[[ AVAILABLE DATA open ]]
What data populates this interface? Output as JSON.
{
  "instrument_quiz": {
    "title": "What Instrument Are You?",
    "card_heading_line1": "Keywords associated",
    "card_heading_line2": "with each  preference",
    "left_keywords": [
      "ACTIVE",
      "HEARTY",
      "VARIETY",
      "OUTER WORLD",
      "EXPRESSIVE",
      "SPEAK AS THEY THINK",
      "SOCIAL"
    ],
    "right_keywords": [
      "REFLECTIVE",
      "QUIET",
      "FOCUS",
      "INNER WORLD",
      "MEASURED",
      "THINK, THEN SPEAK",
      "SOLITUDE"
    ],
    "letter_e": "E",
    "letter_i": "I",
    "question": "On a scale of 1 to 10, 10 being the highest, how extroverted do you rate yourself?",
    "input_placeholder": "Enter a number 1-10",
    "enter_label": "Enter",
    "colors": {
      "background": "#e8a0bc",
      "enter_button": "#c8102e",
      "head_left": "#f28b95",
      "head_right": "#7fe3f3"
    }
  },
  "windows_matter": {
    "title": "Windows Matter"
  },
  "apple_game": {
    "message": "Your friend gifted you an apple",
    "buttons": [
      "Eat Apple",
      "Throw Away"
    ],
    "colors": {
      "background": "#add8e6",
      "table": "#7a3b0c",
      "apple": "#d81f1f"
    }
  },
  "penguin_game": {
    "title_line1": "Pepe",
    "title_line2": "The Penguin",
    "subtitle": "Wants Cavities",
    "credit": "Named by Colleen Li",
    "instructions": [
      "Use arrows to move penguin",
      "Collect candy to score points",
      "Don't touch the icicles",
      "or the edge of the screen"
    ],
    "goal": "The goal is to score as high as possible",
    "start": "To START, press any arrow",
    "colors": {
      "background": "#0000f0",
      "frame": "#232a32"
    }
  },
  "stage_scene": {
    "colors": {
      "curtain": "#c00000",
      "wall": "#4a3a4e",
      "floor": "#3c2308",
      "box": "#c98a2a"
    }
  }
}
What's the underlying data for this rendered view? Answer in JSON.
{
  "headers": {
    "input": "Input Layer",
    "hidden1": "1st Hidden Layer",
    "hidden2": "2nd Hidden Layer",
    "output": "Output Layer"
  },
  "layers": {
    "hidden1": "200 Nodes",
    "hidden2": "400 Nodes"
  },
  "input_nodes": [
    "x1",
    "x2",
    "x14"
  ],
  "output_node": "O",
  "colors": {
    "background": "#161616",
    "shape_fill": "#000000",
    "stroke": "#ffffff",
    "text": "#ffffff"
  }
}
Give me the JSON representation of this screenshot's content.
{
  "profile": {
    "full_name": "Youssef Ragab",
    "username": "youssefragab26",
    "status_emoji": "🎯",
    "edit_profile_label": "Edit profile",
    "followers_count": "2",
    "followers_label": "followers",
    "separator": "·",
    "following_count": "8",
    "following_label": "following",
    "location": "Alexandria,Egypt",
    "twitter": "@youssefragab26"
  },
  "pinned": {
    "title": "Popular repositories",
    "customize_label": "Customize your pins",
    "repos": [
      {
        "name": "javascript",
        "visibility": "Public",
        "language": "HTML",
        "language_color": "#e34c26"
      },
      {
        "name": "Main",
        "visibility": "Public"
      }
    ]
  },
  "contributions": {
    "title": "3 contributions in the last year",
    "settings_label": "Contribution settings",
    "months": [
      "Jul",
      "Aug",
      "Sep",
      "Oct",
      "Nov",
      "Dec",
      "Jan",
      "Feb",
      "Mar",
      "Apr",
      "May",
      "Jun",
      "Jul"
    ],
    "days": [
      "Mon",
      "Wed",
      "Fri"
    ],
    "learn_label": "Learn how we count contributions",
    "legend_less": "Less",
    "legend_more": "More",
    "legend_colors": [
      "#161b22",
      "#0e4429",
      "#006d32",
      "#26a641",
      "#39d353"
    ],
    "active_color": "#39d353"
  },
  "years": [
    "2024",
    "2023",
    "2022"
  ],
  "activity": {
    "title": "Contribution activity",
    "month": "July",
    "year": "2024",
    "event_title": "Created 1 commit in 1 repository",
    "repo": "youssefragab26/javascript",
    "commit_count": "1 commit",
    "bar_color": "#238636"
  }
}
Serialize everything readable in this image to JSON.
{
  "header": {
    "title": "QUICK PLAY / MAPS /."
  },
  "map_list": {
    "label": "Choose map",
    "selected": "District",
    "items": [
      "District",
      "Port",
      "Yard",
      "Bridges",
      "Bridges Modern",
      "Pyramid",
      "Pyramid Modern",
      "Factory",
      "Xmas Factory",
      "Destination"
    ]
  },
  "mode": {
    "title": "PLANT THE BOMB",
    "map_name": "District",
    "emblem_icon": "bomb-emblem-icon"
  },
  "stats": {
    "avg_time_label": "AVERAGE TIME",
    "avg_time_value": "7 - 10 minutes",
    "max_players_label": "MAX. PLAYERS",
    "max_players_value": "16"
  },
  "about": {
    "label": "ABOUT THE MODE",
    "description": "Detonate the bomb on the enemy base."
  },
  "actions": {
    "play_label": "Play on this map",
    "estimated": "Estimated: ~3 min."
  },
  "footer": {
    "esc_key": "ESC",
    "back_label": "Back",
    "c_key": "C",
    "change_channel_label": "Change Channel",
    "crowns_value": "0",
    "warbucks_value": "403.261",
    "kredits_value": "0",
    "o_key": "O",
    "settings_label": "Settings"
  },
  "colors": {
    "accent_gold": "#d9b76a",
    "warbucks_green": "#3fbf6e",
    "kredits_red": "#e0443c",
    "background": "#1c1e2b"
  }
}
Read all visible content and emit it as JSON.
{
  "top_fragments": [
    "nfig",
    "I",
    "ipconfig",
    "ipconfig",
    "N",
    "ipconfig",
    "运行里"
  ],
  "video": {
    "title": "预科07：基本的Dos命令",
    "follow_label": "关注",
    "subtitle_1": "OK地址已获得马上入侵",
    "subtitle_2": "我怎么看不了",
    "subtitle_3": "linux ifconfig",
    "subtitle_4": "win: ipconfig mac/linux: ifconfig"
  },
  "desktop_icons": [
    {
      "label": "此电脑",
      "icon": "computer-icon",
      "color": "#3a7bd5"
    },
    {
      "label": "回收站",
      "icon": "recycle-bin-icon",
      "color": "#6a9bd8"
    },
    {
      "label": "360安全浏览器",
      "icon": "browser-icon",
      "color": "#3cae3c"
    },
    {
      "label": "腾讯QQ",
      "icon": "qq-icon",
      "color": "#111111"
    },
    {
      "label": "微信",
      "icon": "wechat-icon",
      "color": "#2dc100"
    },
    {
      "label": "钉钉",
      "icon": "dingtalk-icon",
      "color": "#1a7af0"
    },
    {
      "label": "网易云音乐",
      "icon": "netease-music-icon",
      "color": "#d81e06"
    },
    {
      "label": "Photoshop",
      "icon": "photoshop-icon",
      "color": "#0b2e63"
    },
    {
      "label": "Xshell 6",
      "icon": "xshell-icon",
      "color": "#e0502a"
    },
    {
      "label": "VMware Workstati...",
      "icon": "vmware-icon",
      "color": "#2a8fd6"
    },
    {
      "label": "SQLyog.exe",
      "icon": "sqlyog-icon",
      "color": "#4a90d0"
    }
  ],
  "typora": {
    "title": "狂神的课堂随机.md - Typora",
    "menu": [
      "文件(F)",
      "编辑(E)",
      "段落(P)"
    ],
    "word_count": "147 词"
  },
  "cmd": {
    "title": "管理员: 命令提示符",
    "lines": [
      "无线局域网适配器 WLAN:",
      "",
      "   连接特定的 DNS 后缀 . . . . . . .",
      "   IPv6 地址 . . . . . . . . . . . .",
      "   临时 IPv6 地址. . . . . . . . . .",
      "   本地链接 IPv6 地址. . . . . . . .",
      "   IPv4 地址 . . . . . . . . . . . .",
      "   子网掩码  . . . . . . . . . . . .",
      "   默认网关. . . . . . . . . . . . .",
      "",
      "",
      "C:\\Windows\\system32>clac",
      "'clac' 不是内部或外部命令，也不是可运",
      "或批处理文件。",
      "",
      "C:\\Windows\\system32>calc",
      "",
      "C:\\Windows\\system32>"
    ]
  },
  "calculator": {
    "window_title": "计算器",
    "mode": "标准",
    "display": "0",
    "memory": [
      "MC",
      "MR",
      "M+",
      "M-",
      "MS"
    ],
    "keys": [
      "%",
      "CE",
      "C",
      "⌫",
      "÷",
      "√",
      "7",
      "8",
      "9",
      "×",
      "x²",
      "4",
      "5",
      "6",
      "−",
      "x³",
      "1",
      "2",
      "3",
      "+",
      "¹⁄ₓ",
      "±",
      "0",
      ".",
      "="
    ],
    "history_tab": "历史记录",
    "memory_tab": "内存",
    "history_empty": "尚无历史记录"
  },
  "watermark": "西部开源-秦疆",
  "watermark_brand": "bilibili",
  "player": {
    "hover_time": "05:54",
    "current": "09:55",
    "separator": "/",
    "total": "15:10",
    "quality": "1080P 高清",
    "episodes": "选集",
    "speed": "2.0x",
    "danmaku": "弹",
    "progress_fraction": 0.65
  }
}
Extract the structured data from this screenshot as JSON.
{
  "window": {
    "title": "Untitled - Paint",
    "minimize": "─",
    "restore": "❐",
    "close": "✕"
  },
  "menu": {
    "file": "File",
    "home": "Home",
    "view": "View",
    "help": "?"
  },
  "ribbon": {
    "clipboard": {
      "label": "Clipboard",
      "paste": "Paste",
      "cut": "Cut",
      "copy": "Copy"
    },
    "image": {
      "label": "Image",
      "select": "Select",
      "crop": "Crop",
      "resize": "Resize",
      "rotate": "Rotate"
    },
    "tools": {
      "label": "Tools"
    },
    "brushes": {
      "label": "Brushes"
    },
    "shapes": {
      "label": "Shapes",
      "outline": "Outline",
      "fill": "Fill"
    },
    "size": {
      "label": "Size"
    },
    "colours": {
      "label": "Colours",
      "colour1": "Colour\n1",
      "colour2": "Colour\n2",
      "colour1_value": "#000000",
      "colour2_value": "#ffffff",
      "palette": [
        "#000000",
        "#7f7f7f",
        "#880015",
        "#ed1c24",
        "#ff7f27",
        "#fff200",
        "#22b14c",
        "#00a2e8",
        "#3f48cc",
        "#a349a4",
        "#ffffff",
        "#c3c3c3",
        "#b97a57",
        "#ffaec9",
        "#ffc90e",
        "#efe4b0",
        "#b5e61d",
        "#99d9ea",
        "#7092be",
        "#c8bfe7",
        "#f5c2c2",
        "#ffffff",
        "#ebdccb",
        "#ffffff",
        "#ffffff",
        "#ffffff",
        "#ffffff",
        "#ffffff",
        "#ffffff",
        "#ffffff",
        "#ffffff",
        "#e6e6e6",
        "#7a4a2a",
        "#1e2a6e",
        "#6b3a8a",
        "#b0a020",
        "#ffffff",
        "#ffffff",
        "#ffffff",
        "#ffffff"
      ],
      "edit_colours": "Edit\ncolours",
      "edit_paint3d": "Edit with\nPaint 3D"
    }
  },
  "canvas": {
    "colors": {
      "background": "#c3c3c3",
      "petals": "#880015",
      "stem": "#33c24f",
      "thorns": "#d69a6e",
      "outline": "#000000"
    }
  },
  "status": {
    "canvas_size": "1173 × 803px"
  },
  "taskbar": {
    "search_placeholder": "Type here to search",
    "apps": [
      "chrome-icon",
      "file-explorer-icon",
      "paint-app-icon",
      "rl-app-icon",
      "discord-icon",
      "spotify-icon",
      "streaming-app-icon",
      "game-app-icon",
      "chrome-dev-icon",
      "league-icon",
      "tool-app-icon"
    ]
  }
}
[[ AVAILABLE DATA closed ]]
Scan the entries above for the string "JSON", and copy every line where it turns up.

What data populates this interface? Output as JSON.
What's the underlying data for this rendered view? Answer in JSON.
Give me the JSON representation of this screenshot's content.
Serialize everything readable in this image to JSON.
Read all visible content and emit it as JSON.
Extract the structured data from this screenshot as JSON.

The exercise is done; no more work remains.